> _Aim of the exercise_
Within the listing below, count the lines that have the string "Token". Answer with that number only.

> _Input records_
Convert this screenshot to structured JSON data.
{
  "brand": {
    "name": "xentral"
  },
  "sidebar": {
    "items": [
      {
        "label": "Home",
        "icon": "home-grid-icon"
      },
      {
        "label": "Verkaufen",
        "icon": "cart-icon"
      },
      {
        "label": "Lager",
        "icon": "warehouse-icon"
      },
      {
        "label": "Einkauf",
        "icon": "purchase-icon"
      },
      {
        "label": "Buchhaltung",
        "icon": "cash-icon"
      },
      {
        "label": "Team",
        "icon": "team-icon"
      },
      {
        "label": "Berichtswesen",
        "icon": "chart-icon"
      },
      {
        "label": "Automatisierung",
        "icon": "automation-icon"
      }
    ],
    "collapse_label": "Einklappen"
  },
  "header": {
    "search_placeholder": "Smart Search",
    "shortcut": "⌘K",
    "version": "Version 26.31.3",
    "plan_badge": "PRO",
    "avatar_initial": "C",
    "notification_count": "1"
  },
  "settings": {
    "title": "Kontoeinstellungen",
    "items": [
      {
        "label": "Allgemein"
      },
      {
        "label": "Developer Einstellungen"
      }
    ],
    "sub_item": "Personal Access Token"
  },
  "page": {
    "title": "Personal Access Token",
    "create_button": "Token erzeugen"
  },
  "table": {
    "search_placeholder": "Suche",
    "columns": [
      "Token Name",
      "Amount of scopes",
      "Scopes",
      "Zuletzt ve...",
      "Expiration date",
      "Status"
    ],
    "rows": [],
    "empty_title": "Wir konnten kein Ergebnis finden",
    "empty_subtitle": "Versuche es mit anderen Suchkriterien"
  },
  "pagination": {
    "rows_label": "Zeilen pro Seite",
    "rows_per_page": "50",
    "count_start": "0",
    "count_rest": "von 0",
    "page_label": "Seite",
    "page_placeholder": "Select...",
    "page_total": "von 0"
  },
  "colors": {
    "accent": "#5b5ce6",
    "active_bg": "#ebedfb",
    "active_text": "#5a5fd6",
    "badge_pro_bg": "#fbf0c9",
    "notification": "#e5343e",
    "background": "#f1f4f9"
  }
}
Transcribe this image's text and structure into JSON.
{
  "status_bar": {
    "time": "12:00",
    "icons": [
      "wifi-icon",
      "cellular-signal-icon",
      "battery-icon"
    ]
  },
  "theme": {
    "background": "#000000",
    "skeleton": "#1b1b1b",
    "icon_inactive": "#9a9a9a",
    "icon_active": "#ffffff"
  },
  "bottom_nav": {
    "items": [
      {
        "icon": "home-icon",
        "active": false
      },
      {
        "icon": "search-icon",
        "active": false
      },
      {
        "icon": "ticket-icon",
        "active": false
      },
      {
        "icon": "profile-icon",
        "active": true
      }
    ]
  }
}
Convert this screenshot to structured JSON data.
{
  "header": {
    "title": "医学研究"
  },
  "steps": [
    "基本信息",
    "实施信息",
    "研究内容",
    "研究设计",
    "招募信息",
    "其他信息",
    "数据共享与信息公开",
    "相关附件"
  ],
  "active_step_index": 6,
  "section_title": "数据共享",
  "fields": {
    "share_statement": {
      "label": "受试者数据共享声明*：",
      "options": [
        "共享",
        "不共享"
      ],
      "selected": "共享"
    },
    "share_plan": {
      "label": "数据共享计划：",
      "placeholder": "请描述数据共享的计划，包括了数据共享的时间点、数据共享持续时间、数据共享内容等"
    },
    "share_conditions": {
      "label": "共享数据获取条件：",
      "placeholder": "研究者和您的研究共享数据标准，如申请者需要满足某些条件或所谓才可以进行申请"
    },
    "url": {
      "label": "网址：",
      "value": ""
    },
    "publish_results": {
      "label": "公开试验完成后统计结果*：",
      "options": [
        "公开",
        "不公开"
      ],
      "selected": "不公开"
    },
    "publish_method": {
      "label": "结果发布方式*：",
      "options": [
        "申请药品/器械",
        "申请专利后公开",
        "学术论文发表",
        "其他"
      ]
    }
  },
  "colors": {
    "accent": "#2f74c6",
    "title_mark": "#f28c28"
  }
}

> _Exercise output_
4